■ EXERCISE BRIEF ■
Please give back every entry in full, word for word, but none of the pictures.

[Excerpts from an interface dataset]
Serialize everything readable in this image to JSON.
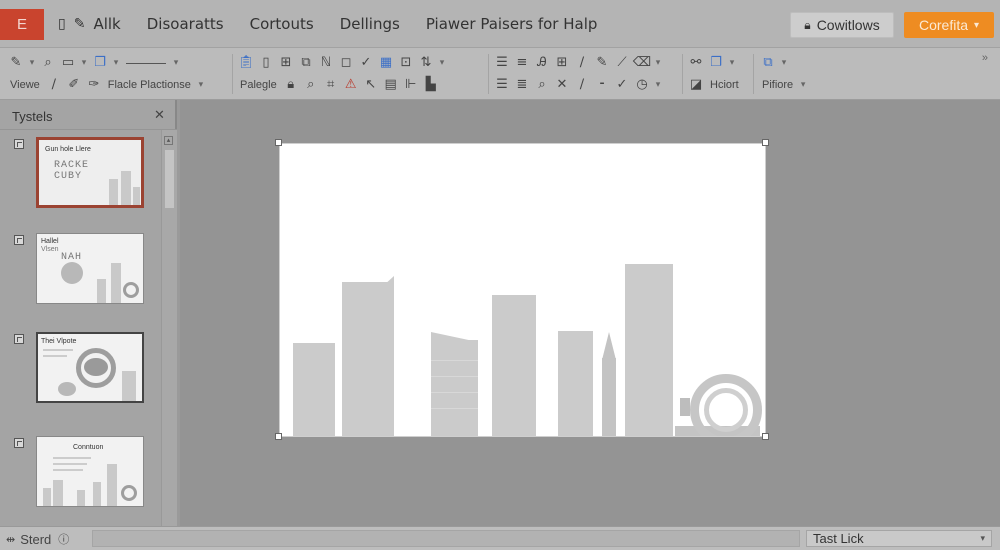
{
  "app": {
    "badge": "E"
  },
  "menu": [
    {
      "icon": "▯",
      "label": "Allk"
    },
    {
      "label": "Disoaratts"
    },
    {
      "label": "Cortouts"
    },
    {
      "label": "Dellings"
    },
    {
      "label": "Piawer Paisers for Halp"
    }
  ],
  "header_buttons": {
    "secondary_label": "Cowitlows",
    "primary_label": "Corefita"
  },
  "ribbon": {
    "view_label": "Viewe",
    "placeholder_label": "Flacle Plactionse",
    "paste_label": "Palegle",
    "insert_label": "Hciort",
    "picture_label": "Pifiore"
  },
  "slides_panel": {
    "title": "Tystels",
    "thumbs": [
      {
        "title": "Gun hole Llere",
        "big_text": "RACKE\nCUBY"
      },
      {
        "title": "Hallel",
        "subtitle": "Vlsen",
        "big_text": "NAH"
      },
      {
        "title": "Thei Vlpote"
      },
      {
        "title": "Conntuon"
      }
    ]
  },
  "status": {
    "left_label": "Sterd",
    "zoom_label": "Tast Lick"
  },
  "colors": {
    "accent_orange": "#ee8c22",
    "app_red": "#c9442e",
    "selected_border": "#9b4332"
  }
}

■ RESULT FOR THIS TASK ■
Serialize everything readable in this image to JSON.
{
  "app": {
    "badge": "E"
  },
  "menu": [
    {
      "icon": "▯",
      "label": "Allk"
    },
    {
      "label": "Disoaratts"
    },
    {
      "label": "Cortouts"
    },
    {
      "label": "Dellings"
    },
    {
      "label": "Piawer Paisers for Halp"
    }
  ],
  "header_buttons": {
    "secondary_label": "Cowitlows",
    "primary_label": "Corefita"
  },
  "ribbon": {
    "view_label": "Viewe",
    "placeholder_label": "Flacle Plactionse",
    "paste_label": "Palegle",
    "insert_label": "Hciort",
    "picture_label": "Pifiore"
  },
  "slides_panel": {
    "title": "Tystels",
    "thumbs": [
      {
        "title": "Gun hole Llere",
        "big_text": "RACKE\nCUBY"
      },
      {
        "title": "Hallel",
        "subtitle": "Vlsen",
        "big_text": "NAH"
      },
      {
        "title": "Thei Vlpote"
      },
      {
        "title": "Conntuon"
      }
    ]
  },
  "status": {
    "left_label": "Sterd",
    "zoom_label": "Tast Lick"
  },
  "colors": {
    "accent_orange": "#ee8c22",
    "app_red": "#c9442e",
    "selected_border": "#9b4332"
  }
}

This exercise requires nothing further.